### Required work
What lines below hold the string "icon"? Copy them all.

### Source data
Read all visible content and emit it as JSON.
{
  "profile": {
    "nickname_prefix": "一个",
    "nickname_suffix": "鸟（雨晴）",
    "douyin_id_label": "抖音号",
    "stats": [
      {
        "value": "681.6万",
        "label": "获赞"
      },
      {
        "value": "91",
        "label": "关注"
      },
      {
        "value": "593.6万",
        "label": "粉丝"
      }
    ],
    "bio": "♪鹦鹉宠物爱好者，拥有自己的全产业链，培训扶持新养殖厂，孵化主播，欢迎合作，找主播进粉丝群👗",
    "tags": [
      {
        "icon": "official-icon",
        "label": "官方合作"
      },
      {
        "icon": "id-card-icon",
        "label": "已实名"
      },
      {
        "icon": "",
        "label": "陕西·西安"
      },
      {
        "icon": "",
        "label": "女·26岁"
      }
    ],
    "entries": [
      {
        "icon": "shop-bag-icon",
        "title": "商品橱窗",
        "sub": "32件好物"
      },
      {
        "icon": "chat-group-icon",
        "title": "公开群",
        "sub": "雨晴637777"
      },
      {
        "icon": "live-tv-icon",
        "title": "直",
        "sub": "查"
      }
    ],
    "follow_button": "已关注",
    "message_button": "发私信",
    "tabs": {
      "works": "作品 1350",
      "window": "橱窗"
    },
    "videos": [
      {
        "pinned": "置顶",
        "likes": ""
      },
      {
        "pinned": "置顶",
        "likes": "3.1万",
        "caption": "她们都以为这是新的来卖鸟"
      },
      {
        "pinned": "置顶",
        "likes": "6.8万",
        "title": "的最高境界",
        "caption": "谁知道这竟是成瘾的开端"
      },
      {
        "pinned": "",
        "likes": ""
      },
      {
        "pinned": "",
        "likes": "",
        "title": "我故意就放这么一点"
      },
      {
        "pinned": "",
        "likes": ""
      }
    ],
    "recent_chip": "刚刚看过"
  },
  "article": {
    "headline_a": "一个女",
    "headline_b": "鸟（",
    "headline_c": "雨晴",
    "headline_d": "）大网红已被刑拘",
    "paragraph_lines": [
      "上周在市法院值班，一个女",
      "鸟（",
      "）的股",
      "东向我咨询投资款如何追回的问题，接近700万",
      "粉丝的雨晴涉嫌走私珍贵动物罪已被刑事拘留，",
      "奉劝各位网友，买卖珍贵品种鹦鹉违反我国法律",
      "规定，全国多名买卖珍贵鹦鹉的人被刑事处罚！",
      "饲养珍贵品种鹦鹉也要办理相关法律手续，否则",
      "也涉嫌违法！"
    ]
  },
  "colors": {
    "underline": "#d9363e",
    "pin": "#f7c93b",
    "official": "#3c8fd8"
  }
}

### Your solution
        "icon": "official-icon",
        "icon": "id-card-icon",
        "icon": "",
        "icon": "",
        "icon": "shop-bag-icon",
        "icon": "chat-group-icon",
        "icon": "live-tv-icon",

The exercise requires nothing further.